I started writing this post as an endorsement of a fantastic service for turning your blog posts into a book – Feedfabrik.com. But I’ve just learnt that, due to problems between the partners, they have stopped taking orders, their website is offline, and it is unlikely to return anytime soon.

I first used Feedfabrik last year to produce a simple black and white book of the first 100 toscanakiwi posts which we had delivered to our cottage in Tuscany. We carefully carried it around Europe on our travels and it’s sitting, slightly battered and beaten up, in the bookcase next to me.

A month ago I ordered two volumes of blog posts (about 200 posts in all) hard bound on high quality paper and in full colour because they produce the pictures that go with blog posts as well as the writing. The books arrived last week and they look absolutely stunning.

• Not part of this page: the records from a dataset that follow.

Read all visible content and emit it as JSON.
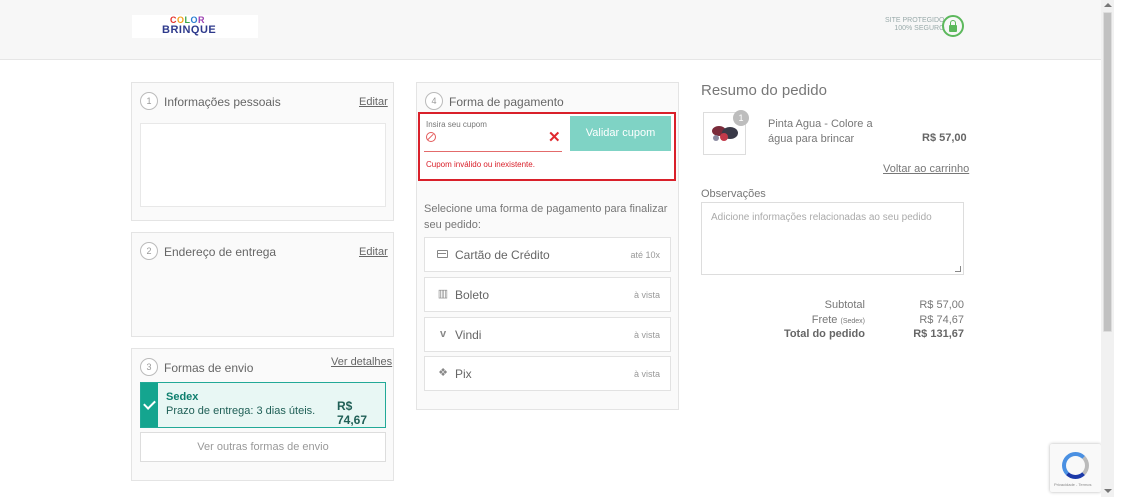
{
  "header": {
    "logo": {
      "line1": "COLOR",
      "line2": "BRINQUE"
    },
    "secure": {
      "line1": "SITE PROTEGIDO",
      "line2": "100% SEGURO"
    }
  },
  "personal": {
    "step": "1",
    "title": "Informações pessoais",
    "edit": "Editar"
  },
  "address": {
    "step": "2",
    "title": "Endereço de entrega",
    "edit": "Editar"
  },
  "shipping": {
    "step": "3",
    "title": "Formas de envio",
    "details": "Ver detalhes",
    "selected": {
      "name": "Sedex",
      "desc": "Prazo de entrega: 3 dias úteis.",
      "price": "R$ 74,67"
    },
    "other": "Ver outras formas de envio"
  },
  "payment": {
    "step": "4",
    "title": "Forma de pagamento",
    "coupon": {
      "label": "Insira seu cupom",
      "button": "Validar cupom",
      "error": "Cupom inválido ou inexistente."
    },
    "instruction": "Selecione uma forma de pagamento para finalizar seu pedido:",
    "options": [
      {
        "icon": "credit-card-icon",
        "name": "Cartão de Crédito",
        "note": "até 10x"
      },
      {
        "icon": "barcode-icon",
        "name": "Boleto",
        "note": "à vista"
      },
      {
        "icon": "vindi-icon",
        "name": "Vindi",
        "note": "à vista"
      },
      {
        "icon": "pix-icon",
        "name": "Pix",
        "note": "à vista"
      }
    ]
  },
  "summary": {
    "title": "Resumo do pedido",
    "product": {
      "qty": "1",
      "name": "Pinta Agua - Colore a água para brincar",
      "price": "R$ 57,00"
    },
    "back": "Voltar ao carrinho",
    "obs_label": "Observações",
    "obs_placeholder": "Adicione informações relacionadas ao seu pedido",
    "subtotal_label": "Subtotal",
    "subtotal": "R$ 57,00",
    "frete_label": "Frete",
    "frete_note": "(Sedex)",
    "frete": "R$ 74,67",
    "total_label": "Total do pedido",
    "total": "R$ 131,67"
  },
  "recaptcha": {
    "text": "Privacidade - Termos"
  },
  "colors": {
    "accent": "#14a58f",
    "button": "#7fd3c5",
    "error": "#d9202a"
  }
}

It is a real shame that others won’t be able to make use of this excellent service in the foreseeable future.

Our thanks to the team at Feedfabrik.com. We love your work and hope that you’ll be back soon.

One year ago today

This time last year we had taken a break from the hectic pace of Tuscany, packed up the trusty Peugeot and headed north to France – the Cote d’Azur to be precise.

We had arranged to swap cars in Nice returning a slightly beat up Peugeot 308SW and picking up a brand new shiny Renault Megane Estate. Jean’s sister, brother-in-law and their baby James had been staying in Nice for a week relaxing so we met them and then moved about 10 minutes along the coast to the small seaside village of Villefranche sur Mer.

With bustling Nice on one side and glamorous Cap Ferrat on the other it always amazes me that this seaside village retains an air of calm and relaxation. There is nothing better than a quiet morning cafe at the hotel followed by a wander through the local markets and lunch on the Quai de l’Amiral Courbet with the sea lapping at your feet.

The panorama shot (made up of 6 individual photos covering 180 degrees) is taken from our balcony at Hotel Welcome, an institution in the village and a place we’ve stayed every time we’ve visited – which must be half a dozen times in the last decade. The Hotel has a wonderful manager who speaks excellent english, has a wonderfully dry sense of humour, and is a keen rugby follower. Even in August last year he was picking a France versus All Blacks Rugby World Cup final and an All Black victory. An easy one was his pick.

A view of Villefranche sur Mer with Cap Ferrat in the background

Eating out in Calais

Calais is not the greatest place on earth. In fact it’s somewhere that you pass through rather than stay. We stayed for two nights on our trip north from Italy in December because the girls needed to pass a vet check before entering the UK – a worm tablet and a dose of Frontline, €110 for that, merci.

We stayed in the old part of Calais and, as the weather was cold and wet, didn’t venture far from the hotel.

On the first night we asked the hotel receptionist where we could eat. She recommended a bistro down the road so all four of us went out for dinner. A few metres down the road we found Au Vieux Fourneau. A small and quaint bistro exuding French charm and on a cold wet night it looked very welcoming.

The service was that wonderfully aloof French style where you should feel grateful for being served – not a great start. But then there was the food.

It was really good. I mean really good.

To be honest it was not what we were expecting. We ordered from the set menu and received a complimentary “chef’s bite” to begin. Jean had a homemade terrine for her entree while I tried the fish pie. Mains were a Salmon Penne and a deconstructed Shepherds Pie. Desserts were the inevitable Creme Brulee and a very tasty Red Berry Crumble.

None of these bland descriptions come close to doing the dishes justice. This was French cuisine to a very high standard. Washed down with a half bottle of red and half bottle of white, it made for a very pleasant evening.

The girls behaved themselves sitting quietly under the table so all was well with the world. We were so impressed that we returned the next night and sampled more from the menu.

The cost for this three course meal? Look at the pictures and let us know what you think.